In addition, all Acadias come loaded with standard safety equipment including proven lifesavers such as electronic stability control and air bags that provide head protection in a side-impact crash.
Three rows of seats provide room for seven or eight, although that assumes an extremely chummy trip. But two adults and two or three children and many of their favorite belongings could be carried with ease.
The standard Acadia has front-wheel drive but all-wheel drive is available so the Acadia offers the same bad-weather security as classic SUVs. Where it falls behind a classic SUV is in towing capacity or the ability to handle a serious, off-road chore. But for most people that won't matter a bit. For most people, the Acadia is an interesting and attractive alternative.
The 2007 GMC Acadia comes in three trim levels, starting with the SLE followed by the SLT1 and SLT2. Each is available in front-wheel drive or all-wheel drive.
Standard equipment on the SLE includes air conditioning; cruise control; tilt and telescope steering wheel; heated, outside mirrors; power windows and door locks; OnStar; four-way, manual adjustable driver's seat; AM/FM/compact disc player; auto-on headlamps; daytime running lights; rear window wiper and seven-passenger seating.
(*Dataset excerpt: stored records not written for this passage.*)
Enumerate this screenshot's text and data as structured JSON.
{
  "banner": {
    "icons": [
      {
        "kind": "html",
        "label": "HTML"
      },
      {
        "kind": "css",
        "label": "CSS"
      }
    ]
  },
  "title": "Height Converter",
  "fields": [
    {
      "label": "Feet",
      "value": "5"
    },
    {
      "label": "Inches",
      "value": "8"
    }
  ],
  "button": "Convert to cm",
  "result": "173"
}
Options include eight-passenger seating ($495); rear-seat entertainment/DVD player; convenience package with remote start and ultrasonic rear parking assist ($435); two-panel Skyscape sunroof ($1,300); head-up display ($350); 19-inch aluminum wheels ($695); power liftgate ($350).
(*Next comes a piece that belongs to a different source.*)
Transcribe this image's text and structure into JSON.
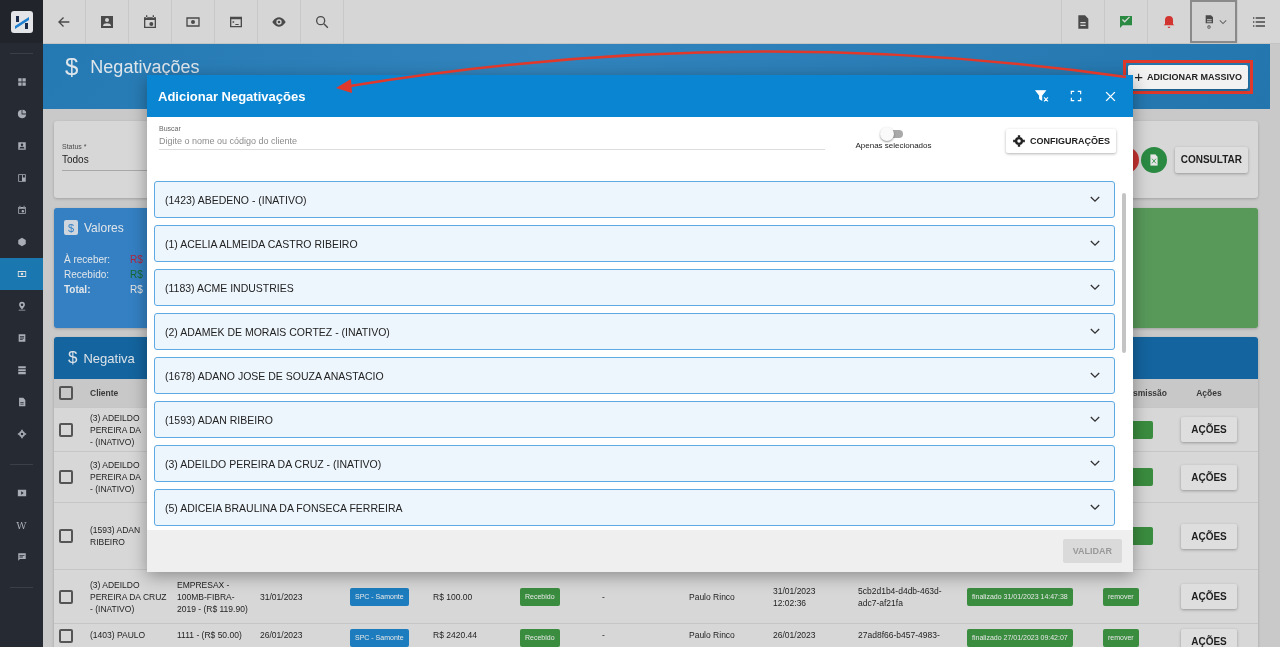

Safety features include air curtains, seat-mounted side-impact airbags for driver and front-seat passenger, OnStar, anti-lock brakes, and StabiliTrak electronic stability control. All-wheel drive is available for more secure grip in foul weather.
Air curtains are low-pressure air bags that come down from the ceiling and cover the side windows (of all three rows) to provide head protection in a side-impact crash or rollover; in a rollover the air curtains could help keep arms and heads inside the vehicle in addition to providing head protection. However, air curtains are not a substitute for seat belts. Studies by the Insurance Institute for Highway Safety, which is funded by the insurance industry, have shown such head protection greatly improves the chance of surviving a side-impact crash. The front-seat side-impact airbags provide chest protection in a side-impact crash. Institute studies have also shown these "torso bags" are valuable, but not as valuable as head protection.
OnStar uses a global positioning system and an extra powerful cellular telephone to put the driver in touch with the OnStar center which is manned 24/7. The center can tell where the vehicle is located and send help or provide other assistance. Should the air bags deploy the system can automatically notify the OnStar center of an accident and where the vehicle is located so it can then send help. Initially OnStar help is free but eventually there are subscription charges.